What causes a congenital malformation? Like most things, it’s complicated. Many congenital defects are inherited from the mother or father, which is why some defects are more common in certain breeds. Organizations that control standards for different breeds are attempting to exclusively breed animals with no family history of genetic defects.
Congenital malformations can also be caused by a teratogen. A teratogen is any chemical, drug, or hormone that will disrupt the normal development of a puppy or kitten in the uterus. Teratogens can be anything from household chemicals, to drugs that are prescribed for a medical problem when you didn’t know your pet was pregnant. Sometimes it is unclear whether the congenital malformation is genetic, or is a result of a teratogen or even a virus.
Cleft palate is one of the more common congenital malformations in cats and dogs. The palate is the division between the nasal (nose) cavity and the oral cavity. During development, if the palate doesn’t close properly, the puppy or kitten can be born with a hole (cleft) in the palate. This means that there is hole connecting the nasal and oral cavities. Cleft palate can also be associated with cleft lip (sometimes called ‘hare lip’) in humans. This is when the right and left sides of the upper lip do not fuse during development. Cleft lip is not as common as cleft palate, and is not such a big problem. Cleft palate however, depending on how big the hole is, can cause severe problems for a kitten or puppy.
A cleft palate can cause the puppy or kitten to breathe in some milk as it nurses. This can cause a fatal pneumonia. Most pets with cleft palate are identified at birth, as part of their routine physical exam. This is a condition that requires immediate attention. There is a procedure that surgically fixes cleft palate. It is much more successful on pets that only have a small hole in the palate. The animal will also commonly have to go to surgery more than once in order to properly fix this condition. Once the palate is fixed however, the pet should not have any more problems and will go on to live a normal life.
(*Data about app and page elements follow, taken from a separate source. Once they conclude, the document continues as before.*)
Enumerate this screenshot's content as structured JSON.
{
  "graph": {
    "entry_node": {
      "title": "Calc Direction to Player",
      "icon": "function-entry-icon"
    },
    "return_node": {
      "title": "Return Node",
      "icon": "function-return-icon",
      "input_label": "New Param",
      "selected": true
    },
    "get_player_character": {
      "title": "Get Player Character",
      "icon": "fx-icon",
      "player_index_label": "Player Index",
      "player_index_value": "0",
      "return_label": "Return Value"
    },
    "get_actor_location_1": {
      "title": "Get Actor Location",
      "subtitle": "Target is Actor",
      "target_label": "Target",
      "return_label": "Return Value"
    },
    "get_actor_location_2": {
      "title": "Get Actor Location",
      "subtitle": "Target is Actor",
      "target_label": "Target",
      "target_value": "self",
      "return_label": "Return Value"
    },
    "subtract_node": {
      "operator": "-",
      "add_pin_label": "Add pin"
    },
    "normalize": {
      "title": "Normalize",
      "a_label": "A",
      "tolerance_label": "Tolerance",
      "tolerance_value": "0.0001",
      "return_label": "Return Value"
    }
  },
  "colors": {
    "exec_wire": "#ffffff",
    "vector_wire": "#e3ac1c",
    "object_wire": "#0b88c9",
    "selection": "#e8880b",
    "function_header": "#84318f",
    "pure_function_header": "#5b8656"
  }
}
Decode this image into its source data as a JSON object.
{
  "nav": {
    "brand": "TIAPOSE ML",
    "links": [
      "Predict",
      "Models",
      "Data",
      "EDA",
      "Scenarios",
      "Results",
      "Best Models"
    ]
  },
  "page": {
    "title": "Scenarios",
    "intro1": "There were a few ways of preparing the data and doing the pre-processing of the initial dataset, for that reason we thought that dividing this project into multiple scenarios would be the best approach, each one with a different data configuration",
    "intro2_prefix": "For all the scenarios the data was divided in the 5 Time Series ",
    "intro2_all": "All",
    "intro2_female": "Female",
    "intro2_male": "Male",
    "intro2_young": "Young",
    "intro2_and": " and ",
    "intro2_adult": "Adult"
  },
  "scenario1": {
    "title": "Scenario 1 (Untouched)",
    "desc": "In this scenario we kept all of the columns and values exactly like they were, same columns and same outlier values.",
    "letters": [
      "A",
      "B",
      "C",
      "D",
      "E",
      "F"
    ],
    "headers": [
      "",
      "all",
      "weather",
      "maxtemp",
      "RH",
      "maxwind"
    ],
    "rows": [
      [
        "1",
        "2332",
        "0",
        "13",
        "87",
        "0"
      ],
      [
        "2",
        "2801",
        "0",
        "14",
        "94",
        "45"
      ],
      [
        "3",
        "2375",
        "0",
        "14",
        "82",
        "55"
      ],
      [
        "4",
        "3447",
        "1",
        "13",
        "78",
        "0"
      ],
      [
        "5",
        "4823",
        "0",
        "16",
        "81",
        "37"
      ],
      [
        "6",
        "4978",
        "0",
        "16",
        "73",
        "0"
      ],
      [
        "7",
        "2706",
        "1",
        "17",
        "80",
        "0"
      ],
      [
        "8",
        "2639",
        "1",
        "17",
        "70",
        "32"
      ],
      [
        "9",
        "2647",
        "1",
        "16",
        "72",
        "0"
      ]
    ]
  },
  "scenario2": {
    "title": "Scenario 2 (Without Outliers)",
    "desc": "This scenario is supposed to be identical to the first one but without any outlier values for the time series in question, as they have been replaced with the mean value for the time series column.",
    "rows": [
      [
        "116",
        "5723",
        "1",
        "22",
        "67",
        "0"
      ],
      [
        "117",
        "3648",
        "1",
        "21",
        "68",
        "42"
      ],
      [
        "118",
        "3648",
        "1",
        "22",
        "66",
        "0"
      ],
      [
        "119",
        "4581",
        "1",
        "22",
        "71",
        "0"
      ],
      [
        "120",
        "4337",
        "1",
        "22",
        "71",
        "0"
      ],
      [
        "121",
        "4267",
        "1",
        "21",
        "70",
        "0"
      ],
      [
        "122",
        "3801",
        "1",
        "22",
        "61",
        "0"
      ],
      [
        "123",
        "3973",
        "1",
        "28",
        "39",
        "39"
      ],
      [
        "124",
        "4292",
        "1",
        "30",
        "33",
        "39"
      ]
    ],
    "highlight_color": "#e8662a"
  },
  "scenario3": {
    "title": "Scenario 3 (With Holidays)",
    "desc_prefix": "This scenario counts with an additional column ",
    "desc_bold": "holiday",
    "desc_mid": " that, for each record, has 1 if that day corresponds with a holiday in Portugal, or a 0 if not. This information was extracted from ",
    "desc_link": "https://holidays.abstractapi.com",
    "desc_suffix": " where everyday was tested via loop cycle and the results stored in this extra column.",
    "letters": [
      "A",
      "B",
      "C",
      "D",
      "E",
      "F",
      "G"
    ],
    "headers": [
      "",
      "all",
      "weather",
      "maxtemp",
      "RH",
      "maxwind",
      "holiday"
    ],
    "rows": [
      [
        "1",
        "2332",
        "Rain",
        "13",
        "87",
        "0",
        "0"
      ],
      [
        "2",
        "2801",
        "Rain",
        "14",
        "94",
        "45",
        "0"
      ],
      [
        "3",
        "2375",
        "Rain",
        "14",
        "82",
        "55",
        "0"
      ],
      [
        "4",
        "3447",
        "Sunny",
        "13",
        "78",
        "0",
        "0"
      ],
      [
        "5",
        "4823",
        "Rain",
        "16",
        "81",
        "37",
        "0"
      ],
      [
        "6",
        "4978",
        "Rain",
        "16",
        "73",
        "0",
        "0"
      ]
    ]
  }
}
Some kittens and puppies with cleft palate have to be euthanized. This could be because the cleft palate is so severe that it would be impossible to fix. Other times, the owner cannot afford to spend the money to fix the palate. Also, some pets with cleft palate have other congenital malformations. These can include severe, fatal organ defects. In this case, even if the palate was surgically fixed, the animal would still die from its other problems.
Congenital malformations are fairly common and although some are serious others like polydactyly (extra toes) are fairly harmless. Even though extra toes are something that humans surely fuss about, in pet cats and dogs it isn’t really that big a deal. The serious congenital defects are really the ones that we have to worry about and through proper breeding programs and avoiding teratogens, we can decrease their frequency.
By Ashley O’Driscoll – Pets.ca writer